Data records:
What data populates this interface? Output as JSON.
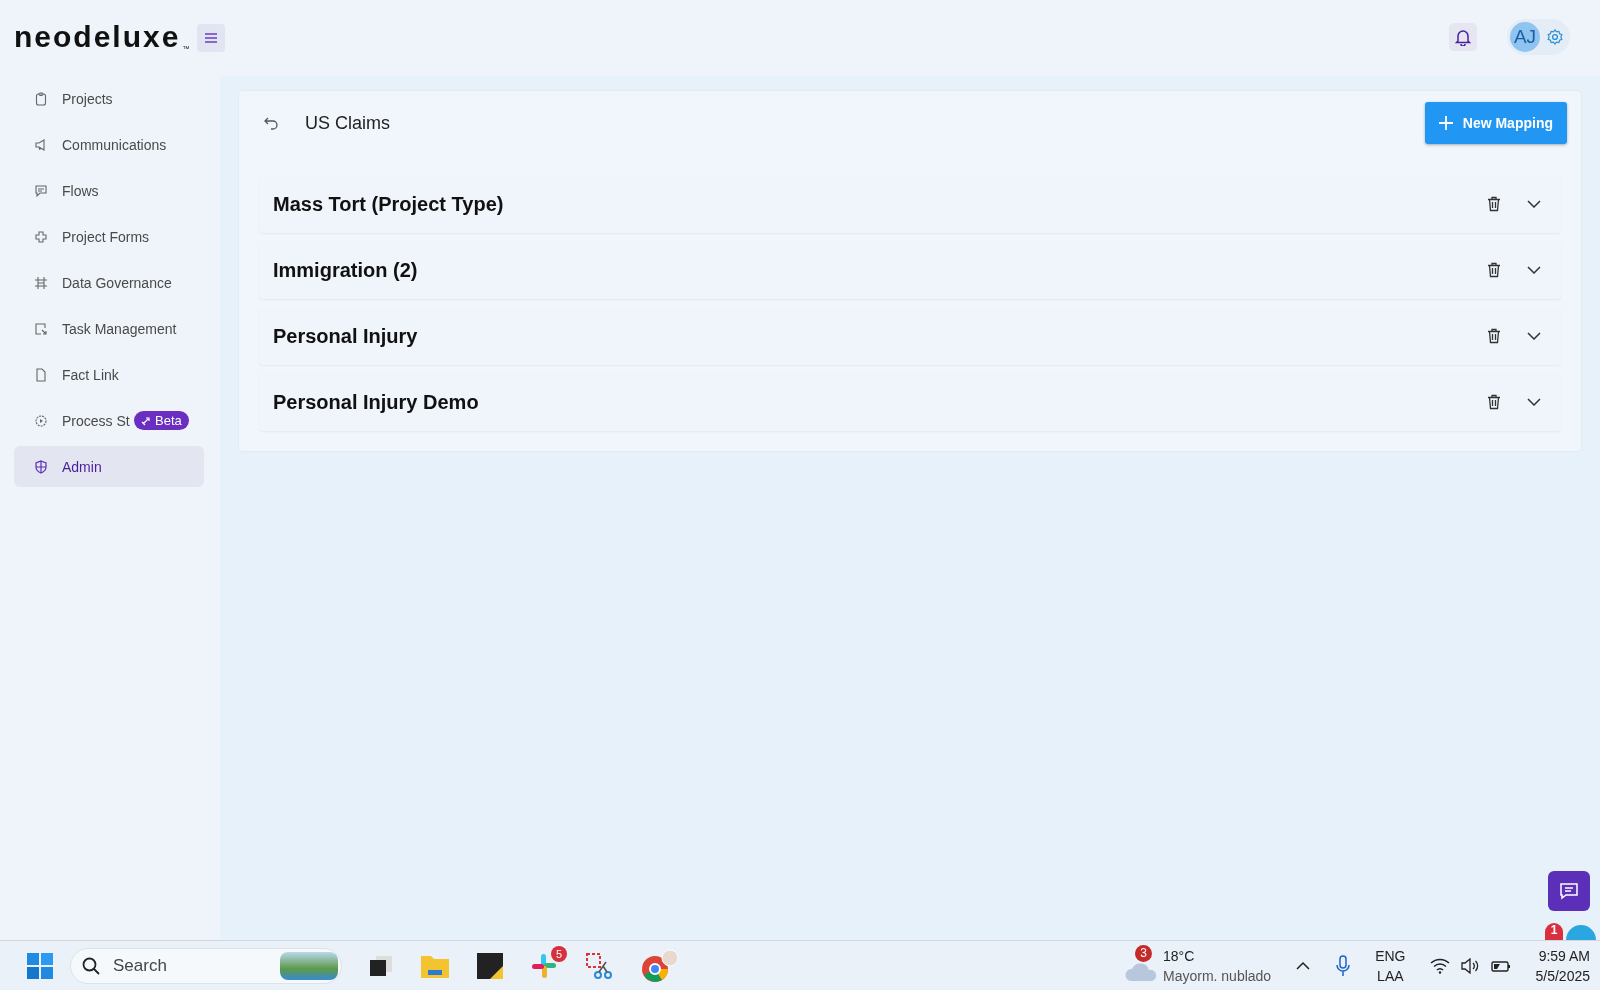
{
  "header": {
    "logo": "neodeluxe",
    "logo_mark": "™",
    "avatar": "AJ"
  },
  "sidebar": {
    "items": [
      {
        "label": "Projects",
        "selected": false
      },
      {
        "label": "Communications",
        "selected": false
      },
      {
        "label": "Flows",
        "selected": false
      },
      {
        "label": "Project Forms",
        "selected": false
      },
      {
        "label": "Data Governance",
        "selected": false
      },
      {
        "label": "Task Management",
        "selected": false
      },
      {
        "label": "Fact Link",
        "selected": false
      },
      {
        "label": "Process St",
        "selected": false,
        "badge": "Beta"
      },
      {
        "label": "Admin",
        "selected": true
      }
    ]
  },
  "page": {
    "title": "US Claims",
    "new_button": "New Mapping",
    "mappings": [
      {
        "name": "Mass Tort (Project Type)",
        "expanded": false
      },
      {
        "name": "Immigration (2)",
        "expanded": false
      },
      {
        "name": "Personal Injury",
        "expanded": false
      },
      {
        "name": "Personal Injury Demo",
        "expanded": false
      }
    ]
  },
  "chat_widget": {
    "badge": "1"
  },
  "taskbar": {
    "search_placeholder": "Search",
    "slack_badge": "5",
    "weather_badge": "3",
    "temperature": "18°C",
    "weather": "Mayorm. nublado",
    "language": "ENG",
    "layout": "LAA",
    "time": "9:59 AM",
    "date": "5/5/2025"
  }
}
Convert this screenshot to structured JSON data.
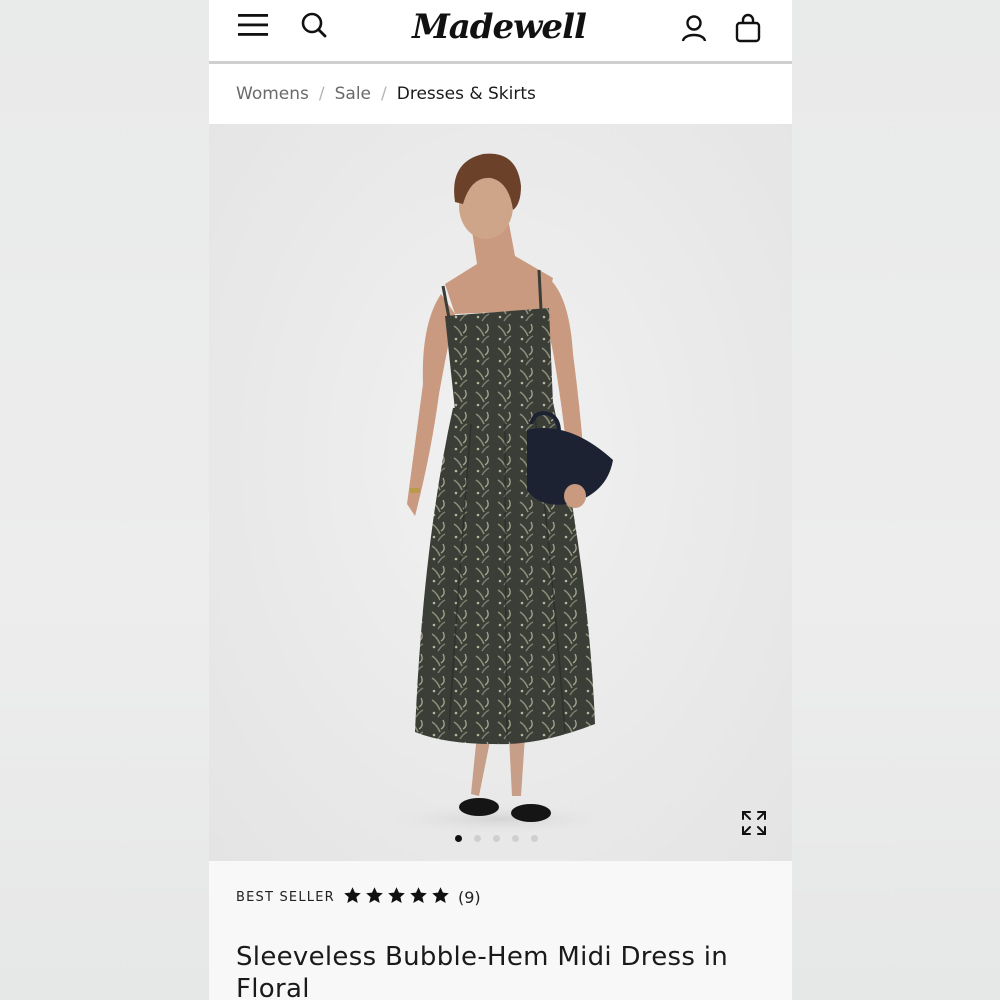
{
  "brand": {
    "logo_text": "Madewell"
  },
  "header": {
    "icons": [
      "menu-icon",
      "search-icon",
      "account-icon",
      "bag-icon"
    ]
  },
  "breadcrumb": {
    "items": [
      "Womens",
      "Sale",
      "Dresses & Skirts"
    ],
    "separator": "/"
  },
  "gallery": {
    "image_count": 5,
    "active_index": 0,
    "expand_icon": "expand-icon"
  },
  "product": {
    "badge": "BEST SELLER",
    "rating_stars": 5,
    "review_count": "(9)",
    "title": "Sleeveless Bubble-Hem Midi Dress in Floral"
  },
  "colors": {
    "accent": "#111111",
    "dress": "#3b3f38",
    "bag": "#1d2233"
  }
}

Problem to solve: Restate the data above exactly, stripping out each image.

Solution for this problem:
What data populates this interface? Output as JSON.
{
  "header": {
    "logo": "neodeluxe",
    "logo_mark": "™",
    "avatar": "AJ"
  },
  "sidebar": {
    "items": [
      {
        "label": "Projects",
        "selected": false
      },
      {
        "label": "Communications",
        "selected": false
      },
      {
        "label": "Flows",
        "selected": false
      },
      {
        "label": "Project Forms",
        "selected": false
      },
      {
        "label": "Data Governance",
        "selected": false
      },
      {
        "label": "Task Management",
        "selected": false
      },
      {
        "label": "Fact Link",
        "selected": false
      },
      {
        "label": "Process St",
        "selected": false,
        "badge": "Beta"
      },
      {
        "label": "Admin",
        "selected": true
      }
    ]
  },
  "page": {
    "title": "US Claims",
    "new_button": "New Mapping",
    "mappings": [
      {
        "name": "Mass Tort (Project Type)",
        "expanded": false
      },
      {
        "name": "Immigration (2)",
        "expanded": false
      },
      {
        "name": "Personal Injury",
        "expanded": false
      },
      {
        "name": "Personal Injury Demo",
        "expanded": false
      }
    ]
  },
  "chat_widget": {
    "badge": "1"
  },
  "taskbar": {
    "search_placeholder": "Search",
    "slack_badge": "5",
    "weather_badge": "3",
    "temperature": "18°C",
    "weather": "Mayorm. nublado",
    "language": "ENG",
    "layout": "LAA",
    "time": "9:59 AM",
    "date": "5/5/2025"
  }
}
Convert this screenshot to structured JSON data.
{
  "brand": {
    "logo_text": "Madewell"
  },
  "header": {
    "icons": [
      "menu-icon",
      "search-icon",
      "account-icon",
      "bag-icon"
    ]
  },
  "breadcrumb": {
    "items": [
      "Womens",
      "Sale",
      "Dresses & Skirts"
    ],
    "separator": "/"
  },
  "gallery": {
    "image_count": 5,
    "active_index": 0,
    "expand_icon": "expand-icon"
  },
  "product": {
    "badge": "BEST SELLER",
    "rating_stars": 5,
    "review_count": "(9)",
    "title": "Sleeveless Bubble-Hem Midi Dress in Floral"
  },
  "colors": {
    "accent": "#111111",
    "dress": "#3b3f38",
    "bag": "#1d2233"
  }
}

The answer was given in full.